connection is warranted if the Secretary determines a positive association
between exposure to a biological, chemical, or other toxic agent, environmental
or wartime hazard, or preventive medicine or vaccine known or presumed to be
associated with service in the Persian Gulf War, and the occurrence of
diagnosed and undiagnosed illness in humans or animals. A positive association
under the law is considered to exist if the credible evidence for the
association is equal to or outweighs the credible evidence against the
association. If the Secretary of VA finds a positive association, then VA has
the authority to grant automatic service connection for the associated illness.
As of the date of this document, the Secretary of VA had not yet made any
determination of positive associations for these exposure agents.
The September 2000 IOM Report is only the first phase in what will be a lasting
effort for Gulf War veterans. IOM reports on other Gulf War risk factors will
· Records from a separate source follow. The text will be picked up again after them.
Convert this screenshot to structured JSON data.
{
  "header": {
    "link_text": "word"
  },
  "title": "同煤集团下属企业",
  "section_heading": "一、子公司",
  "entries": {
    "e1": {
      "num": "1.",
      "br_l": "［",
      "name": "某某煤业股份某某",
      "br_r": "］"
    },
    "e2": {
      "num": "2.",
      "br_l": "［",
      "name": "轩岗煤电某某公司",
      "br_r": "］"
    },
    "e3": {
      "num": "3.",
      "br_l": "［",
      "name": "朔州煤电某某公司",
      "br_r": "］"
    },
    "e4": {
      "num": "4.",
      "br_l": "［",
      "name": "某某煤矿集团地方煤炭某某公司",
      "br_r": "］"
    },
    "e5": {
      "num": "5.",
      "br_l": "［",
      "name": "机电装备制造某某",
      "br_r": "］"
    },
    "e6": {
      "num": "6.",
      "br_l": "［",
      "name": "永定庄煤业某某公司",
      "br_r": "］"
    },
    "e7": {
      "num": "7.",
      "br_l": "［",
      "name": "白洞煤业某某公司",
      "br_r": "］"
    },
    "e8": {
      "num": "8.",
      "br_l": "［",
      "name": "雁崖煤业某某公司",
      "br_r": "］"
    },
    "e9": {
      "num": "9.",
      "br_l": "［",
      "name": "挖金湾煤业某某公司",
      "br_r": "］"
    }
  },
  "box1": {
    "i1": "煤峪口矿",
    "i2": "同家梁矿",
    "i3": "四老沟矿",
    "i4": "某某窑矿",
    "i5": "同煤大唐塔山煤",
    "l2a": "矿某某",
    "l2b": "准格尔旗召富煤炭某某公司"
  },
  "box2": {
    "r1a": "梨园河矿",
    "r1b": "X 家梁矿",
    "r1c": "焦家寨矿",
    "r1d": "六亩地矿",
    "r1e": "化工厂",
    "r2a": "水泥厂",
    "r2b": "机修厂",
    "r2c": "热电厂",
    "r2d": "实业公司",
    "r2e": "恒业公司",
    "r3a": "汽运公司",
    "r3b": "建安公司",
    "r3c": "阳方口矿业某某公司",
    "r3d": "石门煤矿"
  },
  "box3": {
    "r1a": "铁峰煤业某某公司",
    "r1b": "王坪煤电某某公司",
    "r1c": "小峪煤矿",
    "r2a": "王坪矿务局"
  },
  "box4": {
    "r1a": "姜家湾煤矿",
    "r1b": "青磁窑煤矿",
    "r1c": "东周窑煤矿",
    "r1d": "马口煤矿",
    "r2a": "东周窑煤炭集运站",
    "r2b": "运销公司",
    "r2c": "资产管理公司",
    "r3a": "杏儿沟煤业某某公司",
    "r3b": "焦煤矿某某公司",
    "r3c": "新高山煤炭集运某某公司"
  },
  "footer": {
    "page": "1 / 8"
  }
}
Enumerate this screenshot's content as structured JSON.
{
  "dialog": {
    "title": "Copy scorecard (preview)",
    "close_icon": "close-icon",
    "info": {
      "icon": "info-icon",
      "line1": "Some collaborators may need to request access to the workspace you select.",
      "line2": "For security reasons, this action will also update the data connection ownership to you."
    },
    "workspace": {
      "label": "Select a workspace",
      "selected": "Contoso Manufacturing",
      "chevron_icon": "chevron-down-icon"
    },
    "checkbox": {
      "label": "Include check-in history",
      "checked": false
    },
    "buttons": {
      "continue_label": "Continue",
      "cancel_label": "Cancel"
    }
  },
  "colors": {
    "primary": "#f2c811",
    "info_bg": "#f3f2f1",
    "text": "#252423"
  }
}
follow, and the IOM and VA have a long-term commitment to study many more of
the agents to which veterans may have been exposed. In addition, both are
committed to issuing updated reports as new evidence appears.
On July 31, 2001, the U.S. House of Representatives
passed a bill (H.R. 2540), the Veterans
Benefits Act of 2001 by a vote of 422-0.
Persian Gulf War Illness Compensation Act of 2001
SEC. 2. FINDINGS.
Congress makes the following findings
(2) Those veterans were potentially exposed during that war to a wide range of
biological and chemical agents, including sand, smoke from oil-well fires,
paints, solvents, insecticides, petroleum fuels and their combustion products,
organophosphate nerve agents, pyridostigmine bromide, depleted uranium, anthrax
and botulinum toxoid vaccinations, and infectious diseases, in addition to
other psychological and physiological stresses.